Ten billion dollars? That's an impressive-sounding sum of money to be spent on helping Syrian refugees -- until you compare it to the $9 billion that, according to The Economist, Germans spend on chocolate every year.
Beware of big numbers. Yesterday's London donor conference on Syria made all the right noises -- they always do -- but if past experience is anything to go by, the right noises rarely translate into ready cash. Meanwhile, the Turkish government says up to 70,000 refugees are heading towards the Turkish border after renewed fighting near Aleppo, Syria's largest city.
Still, I did think it made a pleasant change to see David Cameron grappling with a real crisis, rather than wasting his time negotiating meaningless changes to the EU's rulebook for the sole purpose of keeping his backbenches quiet.
The details of the pre-referendum deal that he is trying to sell us are of no real consequence. I cannot imagine that there is a single person anywhere in the country whose decision on how to vote will be based on the precise wording of whatever document is finally presented to us. It is a gigantic waste of everyone's time, not just Mr Cameron's -- and it is the risible result of Mr Cameron's pressing tactical need three years ago to spike UKIP's guns. To misquote Aesop's fable, he has laboured mightily and brought forth a mouse.
I have no great love for the EU, but I still think Europe is a better place with it than without it, and that the UK is a better place in it than outside it. The same goes for the United Nations, which, like the EU, is far better at staring at its own navel than at the world around it, and far happier organising conferences than tackling the world's most pressing problems.
The faults of the EU and the UN are, in reality, the faults of the government leaders who make the decisions. Last year's unprecedented flow of refugees from Syria to Europe was a direct result of a catastrophic shortfall in funding for the camps in Turkey and Jordan -- and the responsibility for that shortfall lies with donor governments.

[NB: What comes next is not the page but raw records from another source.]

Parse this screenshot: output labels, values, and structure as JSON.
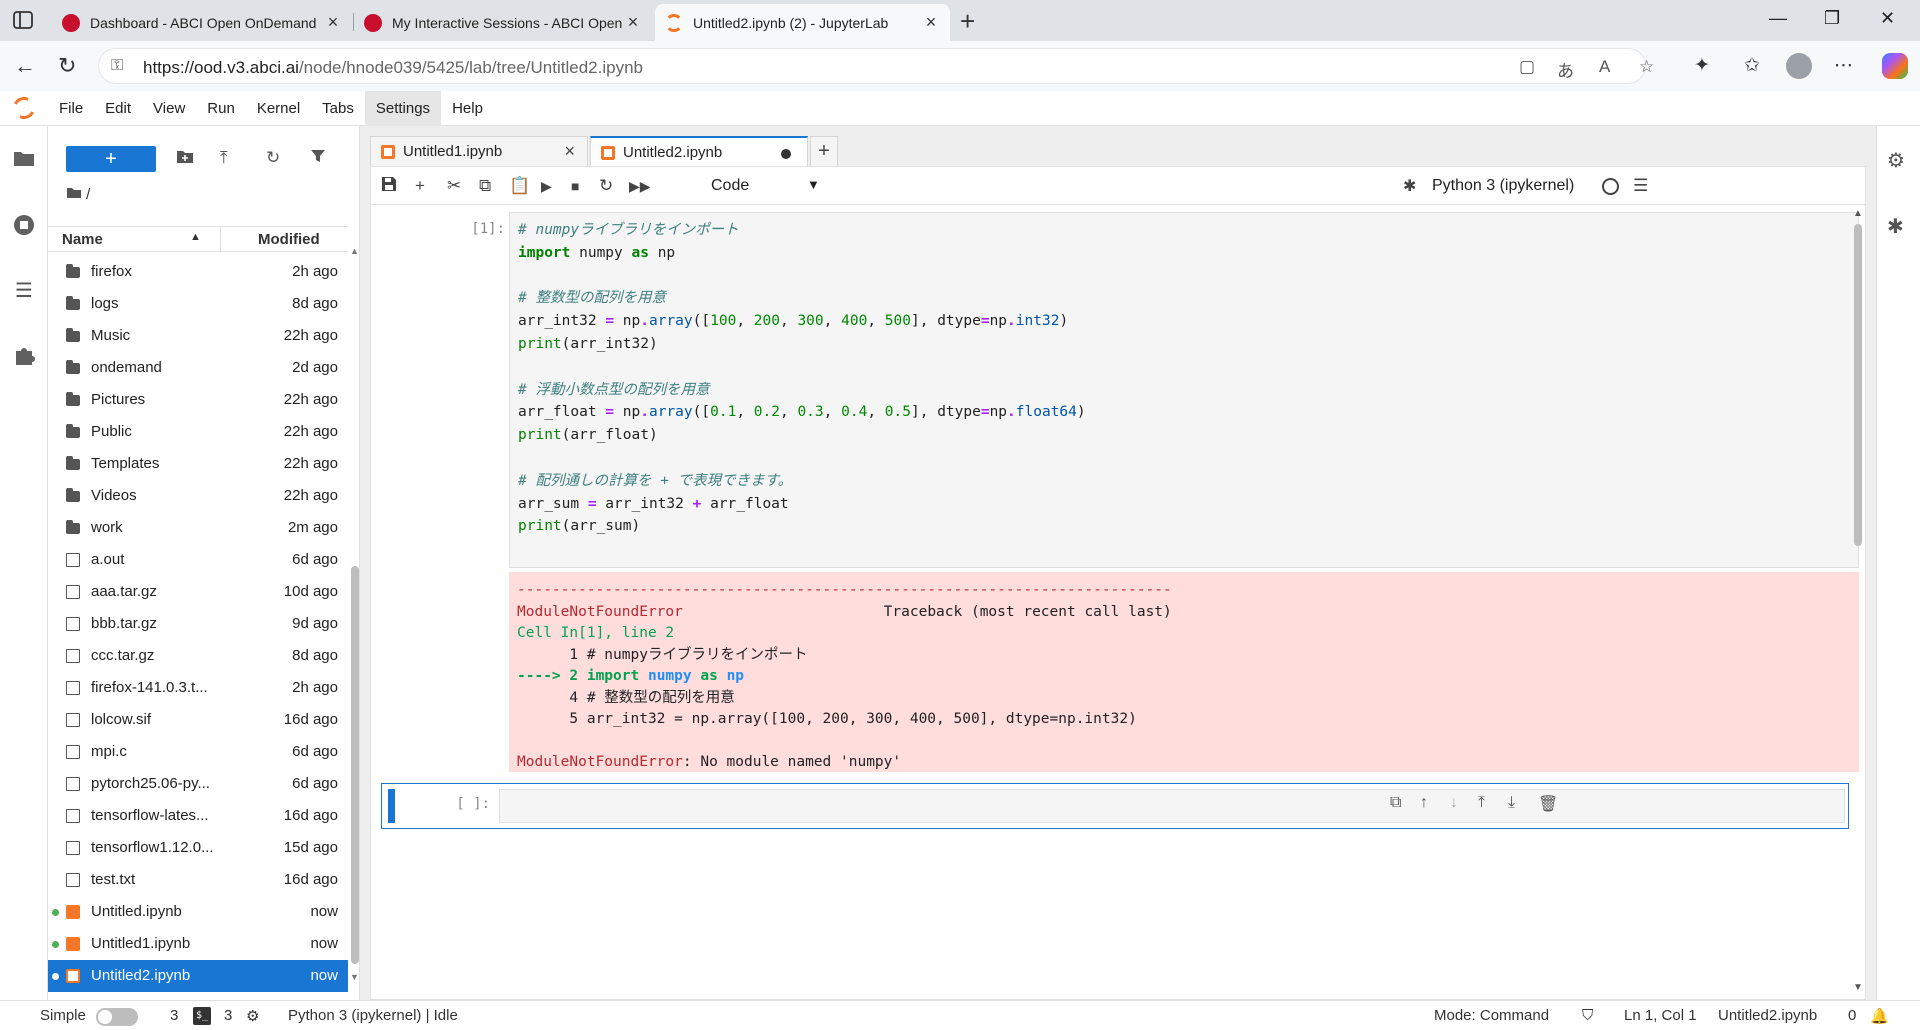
{
  "browser": {
    "tabs": [
      {
        "title": "Dashboard - ABCI Open OnDemand",
        "favicon_color": "#c8102e"
      },
      {
        "title": "My Interactive Sessions - ABCI Open OnDemand",
        "favicon_color": "#c8102e"
      },
      {
        "title": "Untitled2.ipynb (2) - JupyterLab",
        "favicon_color": "#f37726"
      }
    ],
    "url_host": "https://ood.v3.abci.ai",
    "url_path": "/node/hnode039/5425/lab/tree/Untitled2.ipynb"
  },
  "jupyter": {
    "menu": [
      "File",
      "Edit",
      "View",
      "Run",
      "Kernel",
      "Tabs",
      "Settings",
      "Help"
    ],
    "file_browser": {
      "new_label": "+",
      "breadcrumb": "/",
      "col_name": "Name",
      "col_modified": "Modified",
      "files": [
        {
          "name": "firefox",
          "modified": "2h ago",
          "type": "folder"
        },
        {
          "name": "logs",
          "modified": "8d ago",
          "type": "folder"
        },
        {
          "name": "Music",
          "modified": "22h ago",
          "type": "folder"
        },
        {
          "name": "ondemand",
          "modified": "2d ago",
          "type": "folder"
        },
        {
          "name": "Pictures",
          "modified": "22h ago",
          "type": "folder"
        },
        {
          "name": "Public",
          "modified": "22h ago",
          "type": "folder"
        },
        {
          "name": "Templates",
          "modified": "22h ago",
          "type": "folder"
        },
        {
          "name": "Videos",
          "modified": "22h ago",
          "type": "folder"
        },
        {
          "name": "work",
          "modified": "2m ago",
          "type": "folder"
        },
        {
          "name": "a.out",
          "modified": "6d ago",
          "type": "file"
        },
        {
          "name": "aaa.tar.gz",
          "modified": "10d ago",
          "type": "file"
        },
        {
          "name": "bbb.tar.gz",
          "modified": "9d ago",
          "type": "file"
        },
        {
          "name": "ccc.tar.gz",
          "modified": "8d ago",
          "type": "file"
        },
        {
          "name": "firefox-141.0.3.t...",
          "modified": "2h ago",
          "type": "file"
        },
        {
          "name": "lolcow.sif",
          "modified": "16d ago",
          "type": "file"
        },
        {
          "name": "mpi.c",
          "modified": "6d ago",
          "type": "file"
        },
        {
          "name": "pytorch25.06-py...",
          "modified": "6d ago",
          "type": "file"
        },
        {
          "name": "tensorflow-lates...",
          "modified": "16d ago",
          "type": "file"
        },
        {
          "name": "tensorflow1.12.0...",
          "modified": "15d ago",
          "type": "file"
        },
        {
          "name": "test.txt",
          "modified": "16d ago",
          "type": "file"
        },
        {
          "name": "Untitled.ipynb",
          "modified": "now",
          "type": "notebook",
          "running": true
        },
        {
          "name": "Untitled1.ipynb",
          "modified": "now",
          "type": "notebook",
          "running": true
        },
        {
          "name": "Untitled2.ipynb",
          "modified": "now",
          "type": "notebook",
          "running": true,
          "selected": true
        }
      ]
    },
    "doc_tabs": [
      {
        "label": "Untitled1.ipynb"
      },
      {
        "label": "Untitled2.ipynb"
      }
    ],
    "notebook": {
      "cell_type": "Code",
      "kernel": "Python 3 (ipykernel)",
      "cell1_prompt": "[1]:",
      "cell2_prompt": "[ ]:"
    },
    "statusbar": {
      "simple": "Simple",
      "terminals": "3",
      "kernels": "3",
      "kernel_status": "Python 3 (ipykernel) | Idle",
      "mode": "Mode: Command",
      "position": "Ln 1, Col 1",
      "filename": "Untitled2.ipynb",
      "notifications": "0"
    }
  },
  "code": {
    "c1": "# numpyライブラリをインポート",
    "c2": "# 整数型の配列を用意",
    "c3": "# 浮動小数点型の配列を用意",
    "c4": "# 配列通しの計算を + で表現できます。"
  },
  "error": {
    "dashes": "---------------------------------------------------------------------------",
    "name": "ModuleNotFoundError",
    "traceback": "Traceback (most recent call last)",
    "cell": "Cell In[1], line 2",
    "line1": "      1 # numpyライブラリをインポート",
    "line4": "      4 # 整数型の配列を用意",
    "line5": "      5 arr_int32 = np.array([100, 200, 300, 400, 500], dtype=np.int32)",
    "message": ": No module named 'numpy'"
  }
}
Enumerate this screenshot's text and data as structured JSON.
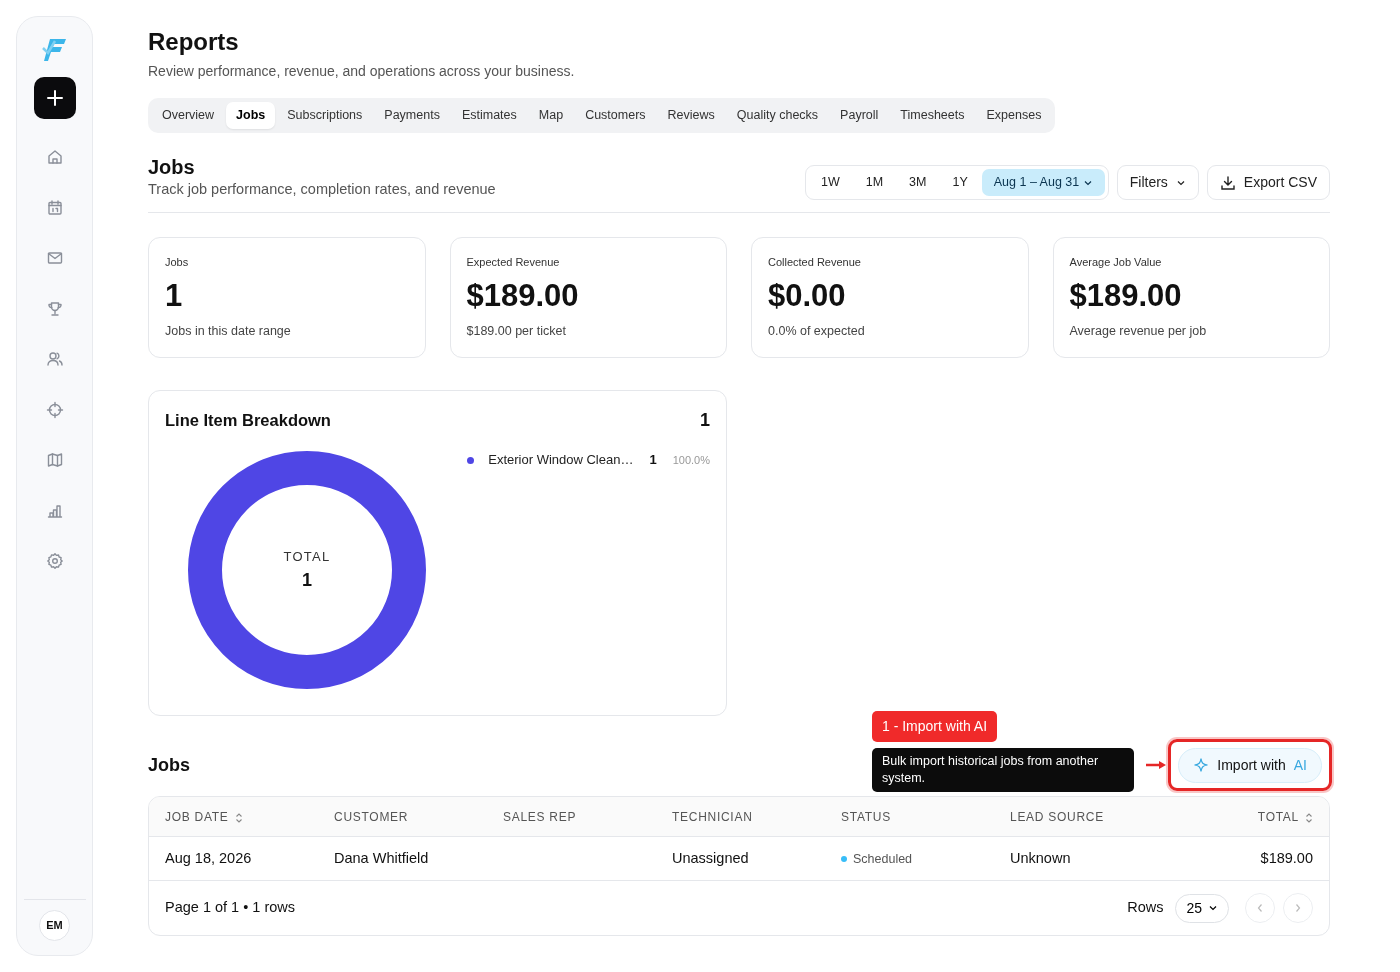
{
  "sidebar": {
    "items": [
      {
        "kind": "home",
        "selected": false
      },
      {
        "kind": "calendar",
        "selected": false
      },
      {
        "kind": "mail",
        "selected": false
      },
      {
        "kind": "trophy",
        "selected": false
      },
      {
        "kind": "users",
        "selected": false
      },
      {
        "kind": "target",
        "selected": false
      },
      {
        "kind": "map",
        "selected": false
      },
      {
        "kind": "chart",
        "selected": false
      },
      {
        "kind": "settings",
        "selected": false
      }
    ],
    "avatar": "EM"
  },
  "page": {
    "title": "Reports",
    "subtitle": "Review performance, revenue, and operations across your business."
  },
  "tabs": [
    {
      "label": "Overview",
      "selected": false
    },
    {
      "label": "Jobs",
      "selected": true
    },
    {
      "label": "Subscriptions",
      "selected": false
    },
    {
      "label": "Payments",
      "selected": false
    },
    {
      "label": "Estimates",
      "selected": false
    },
    {
      "label": "Map",
      "selected": false
    },
    {
      "label": "Customers",
      "selected": false
    },
    {
      "label": "Reviews",
      "selected": false
    },
    {
      "label": "Quality checks",
      "selected": false
    },
    {
      "label": "Payroll",
      "selected": false
    },
    {
      "label": "Timesheets",
      "selected": false
    },
    {
      "label": "Expenses",
      "selected": false
    }
  ],
  "section": {
    "title": "Jobs",
    "subtitle": "Track job performance, completion rates, and revenue"
  },
  "ranges": [
    {
      "label": "1W",
      "selected": false
    },
    {
      "label": "1M",
      "selected": false
    },
    {
      "label": "3M",
      "selected": false
    },
    {
      "label": "1Y",
      "selected": false
    },
    {
      "label": "Aug 1 – Aug 31",
      "selected": true
    }
  ],
  "filters_button": "Filters",
  "export_button": "Export CSV",
  "stats": [
    {
      "label": "Jobs",
      "value": "1",
      "note": "Jobs in this date range"
    },
    {
      "label": "Expected Revenue",
      "value": "$189.00",
      "note": "$189.00 per ticket"
    },
    {
      "label": "Collected Revenue",
      "value": "$0.00",
      "note": "0.0% of expected"
    },
    {
      "label": "Average Job Value",
      "value": "$189.00",
      "note": "Average revenue per job"
    }
  ],
  "breakdown": {
    "title": "Line Item Breakdown",
    "count": "1",
    "center_label": "TOTAL",
    "center_value": "1",
    "legend": [
      {
        "label": "Exterior Window Clean…",
        "count": "1",
        "percent": "100.0%",
        "color": "#4f46e5"
      }
    ]
  },
  "jobs_table": {
    "title": "Jobs",
    "import_button": {
      "label": "Import with",
      "accent": "AI"
    },
    "annotation": {
      "tag": "1 - Import with AI",
      "tooltip": "Bulk import historical jobs from another system."
    },
    "columns": [
      {
        "label": "JOB DATE",
        "sortable": true
      },
      {
        "label": "CUSTOMER",
        "sortable": false
      },
      {
        "label": "SALES REP",
        "sortable": false
      },
      {
        "label": "TECHNICIAN",
        "sortable": false
      },
      {
        "label": "STATUS",
        "sortable": false
      },
      {
        "label": "LEAD SOURCE",
        "sortable": false
      },
      {
        "label": "TOTAL",
        "sortable": true
      }
    ],
    "rows": [
      {
        "cells": [
          "Aug 18, 2026",
          "Dana Whitfield",
          "",
          "Unassigned",
          "Scheduled",
          "Unknown",
          "$189.00"
        ],
        "color": "#38bdf8"
      }
    ],
    "footer": "Page 1 of 1 • 1 rows",
    "rows_label": "Rows",
    "rows_per_page": "25"
  }
}
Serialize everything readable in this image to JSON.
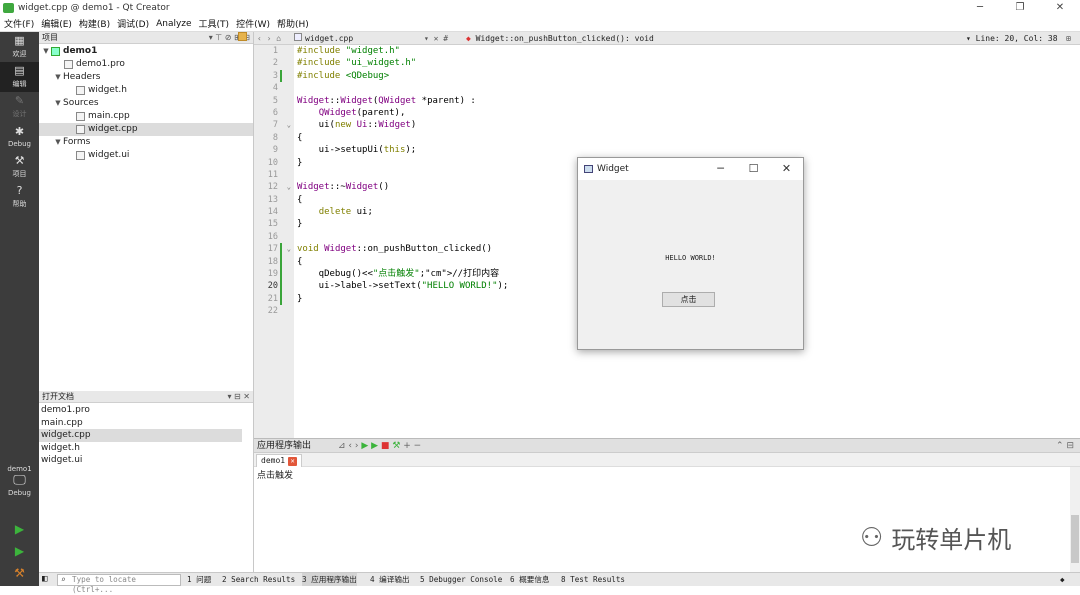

So too does responsibility for the failure to agree on a burden-sharing deal that would relieve the pressure on Greece, Italy, Germany and Sweden, which have borne the brunt of the crisis. If the EU is meant to enable Europe's leaders to come up with common solutions to common problems, well, excuse me, but what is the refugee crisis if it is not a common problem? And if it is impossible for EU governments to agree on a common solution -- which is obviously the case -- then we need to ask serious questions about some governments' commitment to the EU project.
To be specific: are the governments of, for example, Poland, Hungary and the Czech Republic prepared to accept the responsibilities of being members of the club at the same time as they enjoy its benefits? They like the fact that their citizens are free to seek work anywhere in the EU (and send their family allowances back home) and they like the open border trade arrangements that enable them to sell their goods in Germany and elsewhere tariff-free. But they don't like the idea of accepting their fair share of refugees from Syria and Afghanistan.
The (relatively) painless and peaceful end of Soviet domination in central and eastern Europe was one of the miracles of the post-war era. The fragile flowering of multi-party democracy in the region owes much to the blandishments offered by the EU in return for an acceptance of basic democratic norms. The people of the former Warsaw Pact countries have much to thank the EU for, as do the rest of us. But they need to be reminded that they signed a deal, and they need to stick to its terms.
There is a growing fear in European capitals that the refugee challenge is threatening to overwhelm Europe and destroy the EU. As Gideon Rachman pointed out this week in the Financial Times, if the UK leaves the EU, weakened as it is, it could even hasten its collapse. 'Given Europe’s bloody past and troubled present, helping to destroy the major vehicle for European co-operation cannot be a good idea.' EU-haters may welcome the prospect, but they would be wrong.
For one thing, the refugees will not stop coming just because the EU is in pieces. For another, Russia will be even more likely to nibble dangerously at its neighbours if they have no alternative power bloc to call on for help. Ask the governments of Latvia or Ukraine how they would feel if the EU were to collapse. And then remember why first the League of Nations and then the UN and the EU were born from the ashes of two world wars and built on the graves of millions of dead.
So the sooner this wretched referendum is out of the way the better. And if, as I hope, the UK votes to remain in the EU, perhaps Mr Cameron will then devote more of his attention to helping it come up with a more effective and more humane solution to the refugee crisis. He and Angela Merkel, who despite her falling poll ratings is still the most powerful leader in the EU, seem to have developed a decent working relationship. It is time for them to work together on something more important than how to keep Boris Johnson from snapping at the prime minister's heels.
Ensuring that the governments represented at that donor conference on Syria make good on their pledges would be a useful start.